June 1, 2012

To assess the relationship between HIV testing and HIV-related risk behaviors in US high school students, investigators examined self-reported data from the 2009 national Youth Risk Behavior Survey for 7,591 students in grades 9 through 12 who reported ever having sexual intercourse.

To assess the relationship between HIV testing and HIV-related risk behaviors in US high school students, investigators examined self-reported data from the 2009 national Youth Risk Behavior Survey for 7,591 students in grades 9 through 12 who reported ever having sexual intercourse.

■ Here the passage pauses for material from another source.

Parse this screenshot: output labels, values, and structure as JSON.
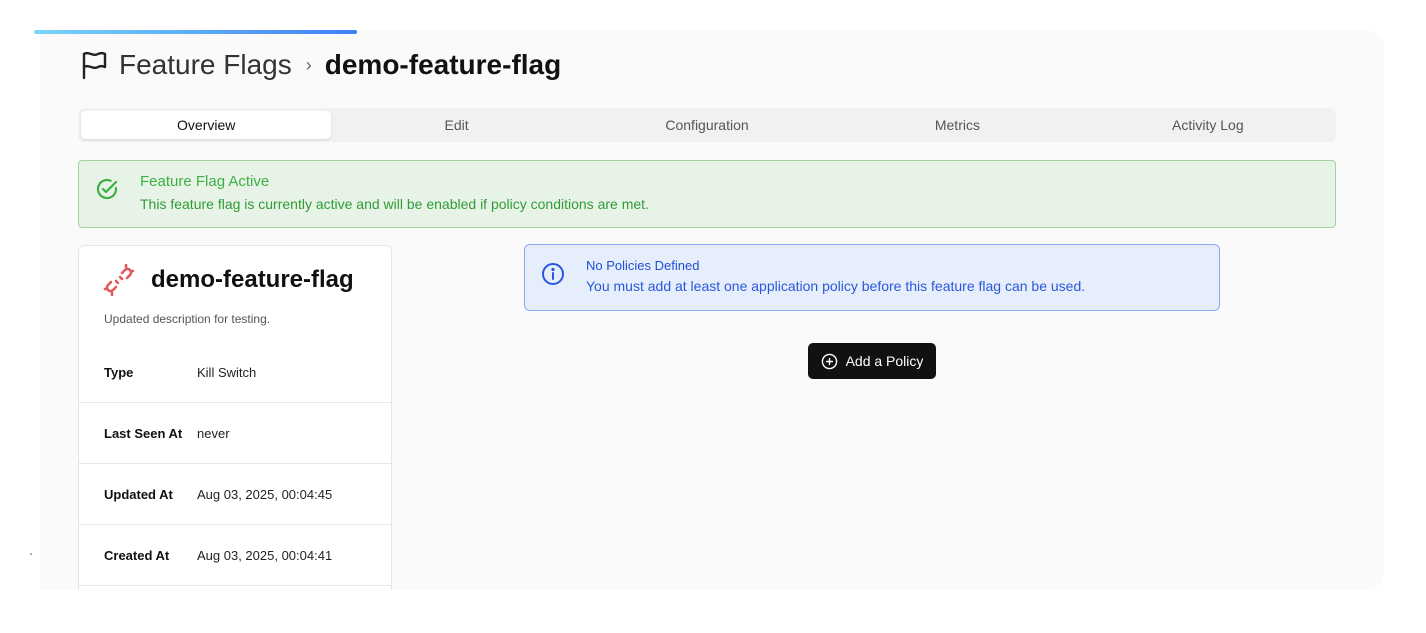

Of these students, less than a quarter (22.6%) had been tested for HIV. Most likely to be tested were students who had engaged in certain HIV-related risk behaviors: ever having injected any illegal drug, ever being forced to have sexual intercourse, not using a condom at last sexual intercourse, or having had sexual intercourse with 4 or more persons overall. However, no association was found between HIV testing and having sexual intercourse before age 13 years or drug or alcohol use before the last sexual intercourse. White students (54.9% of the sample) were significantly more likely than those of another race/ethnicity to have undergone HIV testing. The odds of having HIV testing also were increased in girls, non-Hispanic blacks, and those in the 11th and 12th grades (Balaji AB, et al. Arch Pediatr Adolesc Med. 2012;166[4]:331-336).

COMMENTARY